Advice on Activism

i was reading an article today critiquing ‘click activism’ a.k.a ‘slacktivism (‘A Click Is Not Enough’, Johanna Lovatt, Weekend, p. 8, Herald Sun, 23 January 2016). I agree with the premise of Lovatt’s article.

The problem is, very rarely does ‘click activism’ change ingrained attitudes that havve caused the problem in the first place (especially when it comes to discrimination. I want to talk about that more shortly). Very few people donate funds or time to issues that they, according to their Facebook profile, are supposedly passionate about. I think it even goes further than that.

Seeing many Facebook profiles with the rainbow filter after the SCOTUS ruling and nationwide legalisation of same – sex marriage across the U.S. was heartening, and, to be honest, with some surprising. I hope that was a start of discussion and a safer environment for members ofcthe LGBTQ+ community. Or is it? Will people be able to come out more freely without fear? Will people will more openly condemn discrimination and mistreatment faced by the LGBTQ+ community? Will LGBTQ+ people be able to raise concrns without being criticised or shouted down? Forcthose who championed the SCOTUS ruling last year, will you stand up for people who are bisexual? Pansexual? Transgender? Asexual?


In regard to asexuals, i want yo write a few points on how

people can support people who come out as asexual and

the comunity in general.


  1. Educate yourself. Learn exactly what asexuality is.

Resources that may be helpful include Asexuality Visibility Education Network (AVEN) website, research done by Canadian Anthony Bogaert. You can search a number of videos by SwankyIvy (real name, Julie Sondra Decker) on YouTube. She also has a book ‘The Invisible Orientation: An Introduction to Asexuality”. The book can be downloaded from Itunes.

Be wary if you see media items about asexuality. While many reports and representations are OK, there are some that are not well informed.

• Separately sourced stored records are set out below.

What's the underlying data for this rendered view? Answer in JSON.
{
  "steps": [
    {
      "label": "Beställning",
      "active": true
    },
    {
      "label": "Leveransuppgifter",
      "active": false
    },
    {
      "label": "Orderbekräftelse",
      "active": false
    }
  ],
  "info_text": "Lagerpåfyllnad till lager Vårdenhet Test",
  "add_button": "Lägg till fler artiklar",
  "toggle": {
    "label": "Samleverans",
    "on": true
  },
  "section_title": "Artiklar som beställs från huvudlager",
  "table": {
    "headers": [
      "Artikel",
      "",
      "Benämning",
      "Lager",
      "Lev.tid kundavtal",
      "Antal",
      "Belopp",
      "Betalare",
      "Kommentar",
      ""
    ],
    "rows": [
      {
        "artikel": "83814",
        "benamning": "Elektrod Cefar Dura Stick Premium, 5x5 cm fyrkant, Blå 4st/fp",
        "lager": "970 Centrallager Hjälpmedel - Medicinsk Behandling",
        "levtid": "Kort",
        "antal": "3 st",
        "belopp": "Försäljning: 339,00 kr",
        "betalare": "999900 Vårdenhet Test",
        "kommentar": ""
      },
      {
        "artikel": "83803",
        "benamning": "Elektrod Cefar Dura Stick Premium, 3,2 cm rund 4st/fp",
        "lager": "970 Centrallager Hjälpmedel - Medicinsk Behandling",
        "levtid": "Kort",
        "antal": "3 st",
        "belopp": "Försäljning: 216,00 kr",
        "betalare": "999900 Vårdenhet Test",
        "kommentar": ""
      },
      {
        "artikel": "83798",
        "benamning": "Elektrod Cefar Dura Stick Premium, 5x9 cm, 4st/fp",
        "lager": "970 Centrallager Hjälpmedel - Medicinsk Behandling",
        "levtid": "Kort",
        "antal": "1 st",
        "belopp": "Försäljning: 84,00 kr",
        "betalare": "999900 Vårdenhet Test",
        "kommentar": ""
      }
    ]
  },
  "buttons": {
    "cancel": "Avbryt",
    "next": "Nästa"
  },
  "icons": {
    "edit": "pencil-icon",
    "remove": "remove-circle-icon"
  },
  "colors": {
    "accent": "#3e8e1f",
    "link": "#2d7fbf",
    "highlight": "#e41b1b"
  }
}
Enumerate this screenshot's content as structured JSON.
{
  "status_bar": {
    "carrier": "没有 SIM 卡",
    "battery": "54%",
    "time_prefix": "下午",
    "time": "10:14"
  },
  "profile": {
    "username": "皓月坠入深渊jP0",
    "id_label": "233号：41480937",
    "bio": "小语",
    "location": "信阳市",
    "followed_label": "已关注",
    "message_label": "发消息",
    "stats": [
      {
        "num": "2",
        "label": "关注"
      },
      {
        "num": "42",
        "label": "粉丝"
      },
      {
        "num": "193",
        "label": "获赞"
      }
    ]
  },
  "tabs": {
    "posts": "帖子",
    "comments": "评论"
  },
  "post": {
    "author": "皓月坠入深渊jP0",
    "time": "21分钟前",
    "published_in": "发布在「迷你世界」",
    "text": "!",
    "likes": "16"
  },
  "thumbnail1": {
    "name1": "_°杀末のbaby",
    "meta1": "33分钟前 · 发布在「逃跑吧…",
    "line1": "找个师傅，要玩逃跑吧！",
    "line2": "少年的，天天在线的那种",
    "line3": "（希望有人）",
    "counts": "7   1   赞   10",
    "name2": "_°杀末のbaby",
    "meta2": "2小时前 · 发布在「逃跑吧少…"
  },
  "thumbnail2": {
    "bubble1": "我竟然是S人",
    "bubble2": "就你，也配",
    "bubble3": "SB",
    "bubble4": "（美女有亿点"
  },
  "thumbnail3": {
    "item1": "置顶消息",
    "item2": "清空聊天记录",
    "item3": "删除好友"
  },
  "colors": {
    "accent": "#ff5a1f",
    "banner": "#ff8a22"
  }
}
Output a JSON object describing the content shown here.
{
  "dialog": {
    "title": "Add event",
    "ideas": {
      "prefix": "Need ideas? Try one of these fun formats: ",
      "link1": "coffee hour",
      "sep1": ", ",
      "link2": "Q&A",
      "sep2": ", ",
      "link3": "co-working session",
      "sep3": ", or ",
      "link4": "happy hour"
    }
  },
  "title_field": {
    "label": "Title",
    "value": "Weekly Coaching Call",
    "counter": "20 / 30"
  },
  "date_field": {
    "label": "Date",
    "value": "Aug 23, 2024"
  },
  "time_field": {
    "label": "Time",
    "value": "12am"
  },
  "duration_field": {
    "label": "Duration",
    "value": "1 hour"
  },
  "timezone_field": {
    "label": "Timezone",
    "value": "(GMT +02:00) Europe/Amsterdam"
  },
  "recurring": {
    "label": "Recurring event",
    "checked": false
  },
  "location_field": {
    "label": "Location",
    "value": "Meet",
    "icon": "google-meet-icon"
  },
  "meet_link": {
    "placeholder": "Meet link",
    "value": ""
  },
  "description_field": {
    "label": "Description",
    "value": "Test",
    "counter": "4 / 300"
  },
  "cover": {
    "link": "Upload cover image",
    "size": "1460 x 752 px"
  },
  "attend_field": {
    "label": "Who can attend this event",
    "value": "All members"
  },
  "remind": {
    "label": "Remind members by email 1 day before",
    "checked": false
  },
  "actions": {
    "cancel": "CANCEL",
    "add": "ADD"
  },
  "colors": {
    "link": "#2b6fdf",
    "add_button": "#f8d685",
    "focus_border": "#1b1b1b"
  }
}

2. If someone comes out to you, believe them. Many asexuals realise that they lack sexual attraction in puberty (not all, but many). My guess if someone comes out to you, they are not ‘too young’ to know.

3. Please DON’T pester asexuals about dating or sex. It’s unlikely that dating or having sex with the ‘right person’ will change their mind

4. Please keep questions respectful. Don’t cause embarrassment asking unnecesssarily personal questions. This includes when an asexual person is in a romantic relationship.

5. Please allow asexual friends/ family members to join conversations. This may main refraining from certain topics that the asexual person maybe uncomforable with. Let them bring up topics they want to talk about.

6. If you know, or are close to people who are asexual, let them know you love and care about them.

7. Remember, the person who has come out to you is the same person he/ she/ they, etc always were

8. Be vocal against sexual assault, indecent assault or sexual harrassment that asexual people can be victims of. That includes

being vocal when an asexual friend is being pestered and receiving unwanted advances.


Activism, whether on – line or real life should be about fighting injustices faced by people. I think knowibg what the cause is, the pitfalls and how to combat those injustices is a start. Also, activism should, ultimately be an everyday thing. So, criticise discriminatory slurs, stand by LGBT+ loved ones. Educate yourself and love and accept asexual loved ones. With these steps, this just may combat discrimination.

So, that’s my list so far (sorry for tge dodgy spacing. Just the Ipad I’m on at the moment).

Any advice I missed?


Contrast of Two Videos on Asexuality

I just saw two Youtube clips in an Asexuality group on Facebook, by one Youtuber (Arielle, apparently her name is). Anyway, see the contrast.


This video isn’t half bad. Most of it is pretty accurate, which is great. The only thing I’ll add is that she said that asexuality is (or at least should be) considered part of the LGBTQ+ community. I’ve written about this before and have discussed it on Facebook; not all asexuals feel apart of the LGBT+ community. I’ve even had people tell me on my blog that they thought their struggles as an aseexual were different than those of the LGBT+ community. Anyway, part from that, very good, fairly informative video.


Now, look at another video by the same Youtuber, but this time with a friend of hers – a so – called “therapist”




Completely ignorant. Well, OK, maybe it’s a bit harsh. Let me explain.

In this video Arielle and the “therapist” talks about lack of sex drive. They talk about things like medication, depression, being gay and not knowing it, and so on. The problem was that they mistakenly said that people were asexuals because they lose their sex drive because of depression, or are on medication. Ummm, no. Most people who identify as asexual have experienced a lack of SEXUAL ATTRACTION from the onset of puberty onwards, just like someone who’s gay has generally experienced sexual attraction to the same – sex since then onwards. Most, (especially older asexuals), probably didn’t know at the time that they were asexual because of a lack of education and information available at the time, but, generally speaking, most people who identify as asexual realise their lack of sexual attraction fairly early on. Like anything, there are exceptions.

Two videos, from the same Youtuber, one well – informed, one very, very ill – informed.